This post was written by qni_it on October 1, 2013

Two summer droughts in a row, two robust winters in a row…

Drought conditions persist across the Midwest heading into Fall, making some people ask if we’ll start making up for our dry weather once winter starts. Today, I decided to look back at the past two years of precipitation data. The black line represents the average precipitation. If the white bar goes into the blue-green, it’s a month with a surplus of precip. And if the white line stays in the orange, you guessed it, that’s a dry month.

What can we take away from this? Most importantly, you can see the highly variable nature of our precipitation. This has been much more variable in the past few years versus a decade or two back. And this variability is hard to forecast! One thing is for certain, our dry streak WILL end. Question is whether it will do so before we’re cold enough for snow? Considering it will be cold enough for snow in about 6-8 weeks, I wouldn’t bet on it! -Eric


Posted under climate/climate change, snow

This post was written by qni_it on September 24, 2013

Drought conditions will persist well into October

You’ve gotta wonder when we’ll make up for the lack of rainfall. With the latest model guidance in, we’re not set for any gang-buster rains until at least the second week of October! Consider this, if we don’t get into a wet pattern until November or December, we could be making up for our summer and fall deficit in the form of winter storms!

tempHere’s a look at the latest #GFS model for Rockford. Over the next 16 days, we are set to receive 1.44 inches of rainfall. However on average we should see 1.72 inches over that timeframe. While models are subject to change, the overall pattern looks pretty dry.

This isn’t as bad as getting drought conditions in June and July when the crops are growing, but it does make a difference when we look at area water tables (still low from last year’s drought).

untitledHere’s a look at the seven day precipitation forecast for the whole country. There is good news here: Drought-stricken areas of Texas and Louisiana are set to get some healthy rains. The unfortunate part of it is the cool front approaching from the west this weekend may rain itself out before it gets here. We’ll see! -Eric
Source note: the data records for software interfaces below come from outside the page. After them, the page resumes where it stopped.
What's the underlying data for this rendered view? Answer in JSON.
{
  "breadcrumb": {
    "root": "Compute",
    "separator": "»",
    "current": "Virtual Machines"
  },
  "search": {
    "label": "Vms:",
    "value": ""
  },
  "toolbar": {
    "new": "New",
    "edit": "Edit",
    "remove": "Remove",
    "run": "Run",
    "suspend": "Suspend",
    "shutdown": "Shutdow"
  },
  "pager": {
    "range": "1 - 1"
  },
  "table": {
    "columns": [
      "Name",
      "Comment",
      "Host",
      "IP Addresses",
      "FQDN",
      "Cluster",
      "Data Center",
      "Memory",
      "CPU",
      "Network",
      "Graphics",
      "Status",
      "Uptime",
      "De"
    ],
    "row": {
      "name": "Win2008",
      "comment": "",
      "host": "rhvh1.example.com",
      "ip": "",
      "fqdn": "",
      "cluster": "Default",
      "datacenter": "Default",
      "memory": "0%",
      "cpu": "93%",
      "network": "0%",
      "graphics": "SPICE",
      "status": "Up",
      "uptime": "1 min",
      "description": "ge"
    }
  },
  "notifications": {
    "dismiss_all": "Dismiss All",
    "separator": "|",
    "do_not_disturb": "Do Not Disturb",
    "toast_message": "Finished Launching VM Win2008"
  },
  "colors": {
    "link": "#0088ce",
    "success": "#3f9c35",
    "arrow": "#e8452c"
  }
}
Posted under climate/climate change, drought

This post was written by qni_it on September 23, 2013